El-Sisi’s support is still high, even after his unpopular but necessary decision in 2016 to allow the Egyptian pound to float on the international currency exchange. The country’s economy is now growing at more than 5 per cent annually, an excellent performance by today’s world standards.
That economic growth is reflected in the welcome return of tourism. During my latest visit, I met Americans, Canadians, Europeans, East Indians, Chinese, Russians and South Americans.
All were very pleased with their experiences; they appreciated Egypt’s unique history, culture, geography, wildlife, natural beauty and a year-round warm, sunny climate second to none.
But even with solutions almost in sight, there are still some two million new births adding annually to Egypt’s population, which currently stands at some 110 million. The challenges of such growth must be addressed soon, otherwise no improvements in real income will materialize.
So, Egypt continues to forge ahead with massive efforts directed at two main fronts: fighting a war against terror and building for its future generations.
And it must overcome these challenges in a region where it is surrounded by other nations and states in turmoil – the Israeli occupation of Palestine; continuing civil wars in Syria, Yemen, Iraq and Libya; and the ongoing Muslim Brotherhood threat from Turkey, Qatar, Sudan and elsewhere.

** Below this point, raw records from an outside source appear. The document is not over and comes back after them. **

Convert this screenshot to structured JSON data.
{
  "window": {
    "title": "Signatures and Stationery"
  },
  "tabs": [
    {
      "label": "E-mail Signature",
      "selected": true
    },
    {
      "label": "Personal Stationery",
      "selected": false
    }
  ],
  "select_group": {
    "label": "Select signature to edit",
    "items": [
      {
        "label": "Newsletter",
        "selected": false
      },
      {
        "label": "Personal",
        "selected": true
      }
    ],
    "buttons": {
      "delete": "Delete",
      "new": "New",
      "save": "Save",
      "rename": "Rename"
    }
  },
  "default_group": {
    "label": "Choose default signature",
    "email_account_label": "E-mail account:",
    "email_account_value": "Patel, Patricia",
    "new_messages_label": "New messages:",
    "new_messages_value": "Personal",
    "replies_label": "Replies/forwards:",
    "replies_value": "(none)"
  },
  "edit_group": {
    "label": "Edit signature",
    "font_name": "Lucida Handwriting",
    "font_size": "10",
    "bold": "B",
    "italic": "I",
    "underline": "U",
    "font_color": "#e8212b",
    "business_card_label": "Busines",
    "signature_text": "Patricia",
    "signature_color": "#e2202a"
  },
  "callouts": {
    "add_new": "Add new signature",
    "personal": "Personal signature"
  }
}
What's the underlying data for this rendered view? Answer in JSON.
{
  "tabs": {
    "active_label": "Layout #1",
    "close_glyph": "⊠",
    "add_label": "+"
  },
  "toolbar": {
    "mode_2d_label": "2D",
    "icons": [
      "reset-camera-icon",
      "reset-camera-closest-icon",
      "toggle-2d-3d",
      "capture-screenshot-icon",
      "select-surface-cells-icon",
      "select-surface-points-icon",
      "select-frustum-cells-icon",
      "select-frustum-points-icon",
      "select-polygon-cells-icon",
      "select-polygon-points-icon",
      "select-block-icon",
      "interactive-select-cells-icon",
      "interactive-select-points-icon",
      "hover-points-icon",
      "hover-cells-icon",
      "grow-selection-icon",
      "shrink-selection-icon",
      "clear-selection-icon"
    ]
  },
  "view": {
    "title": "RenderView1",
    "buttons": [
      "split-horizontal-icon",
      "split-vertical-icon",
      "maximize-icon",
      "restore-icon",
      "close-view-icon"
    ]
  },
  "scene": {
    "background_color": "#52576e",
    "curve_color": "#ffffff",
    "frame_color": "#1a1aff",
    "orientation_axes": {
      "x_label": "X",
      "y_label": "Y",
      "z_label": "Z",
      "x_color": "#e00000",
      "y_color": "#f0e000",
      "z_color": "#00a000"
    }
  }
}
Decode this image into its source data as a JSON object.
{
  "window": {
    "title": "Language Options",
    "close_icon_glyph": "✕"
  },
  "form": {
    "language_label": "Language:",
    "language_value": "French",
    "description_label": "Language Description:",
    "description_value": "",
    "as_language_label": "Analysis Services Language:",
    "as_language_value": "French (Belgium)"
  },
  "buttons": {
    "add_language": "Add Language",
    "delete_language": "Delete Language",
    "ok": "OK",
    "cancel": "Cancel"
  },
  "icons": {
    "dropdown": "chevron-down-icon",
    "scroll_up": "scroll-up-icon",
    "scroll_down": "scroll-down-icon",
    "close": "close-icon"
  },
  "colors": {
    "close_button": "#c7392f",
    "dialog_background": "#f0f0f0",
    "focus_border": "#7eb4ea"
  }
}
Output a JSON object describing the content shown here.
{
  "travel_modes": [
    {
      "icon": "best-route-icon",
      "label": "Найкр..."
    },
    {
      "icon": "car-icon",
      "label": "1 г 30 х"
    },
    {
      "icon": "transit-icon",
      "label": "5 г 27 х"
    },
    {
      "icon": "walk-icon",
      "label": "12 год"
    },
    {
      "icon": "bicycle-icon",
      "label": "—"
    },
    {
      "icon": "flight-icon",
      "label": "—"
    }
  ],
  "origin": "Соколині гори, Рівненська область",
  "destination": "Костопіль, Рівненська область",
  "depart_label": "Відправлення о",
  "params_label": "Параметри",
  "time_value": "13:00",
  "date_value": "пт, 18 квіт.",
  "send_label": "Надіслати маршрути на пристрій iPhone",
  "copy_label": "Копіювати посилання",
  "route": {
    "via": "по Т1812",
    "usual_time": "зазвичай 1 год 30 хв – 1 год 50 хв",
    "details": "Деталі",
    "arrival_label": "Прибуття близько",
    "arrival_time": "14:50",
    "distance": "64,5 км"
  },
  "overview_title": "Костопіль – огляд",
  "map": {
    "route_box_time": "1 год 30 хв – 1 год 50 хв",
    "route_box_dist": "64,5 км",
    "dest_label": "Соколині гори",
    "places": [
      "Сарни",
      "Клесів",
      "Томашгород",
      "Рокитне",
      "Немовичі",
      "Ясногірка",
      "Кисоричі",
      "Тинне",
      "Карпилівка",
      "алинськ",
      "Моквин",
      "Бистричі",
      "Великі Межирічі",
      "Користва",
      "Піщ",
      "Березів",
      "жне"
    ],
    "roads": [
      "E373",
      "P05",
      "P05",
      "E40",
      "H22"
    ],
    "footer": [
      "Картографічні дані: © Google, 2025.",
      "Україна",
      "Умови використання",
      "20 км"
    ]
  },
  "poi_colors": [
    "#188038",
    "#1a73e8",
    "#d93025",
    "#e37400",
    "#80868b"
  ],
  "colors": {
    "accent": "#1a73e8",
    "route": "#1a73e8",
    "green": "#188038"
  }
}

But over its long and remarkable history, Egypt has always come through with flying colors. And it will keep on doing so in years to come. Happy 2018 Egypt. I love you!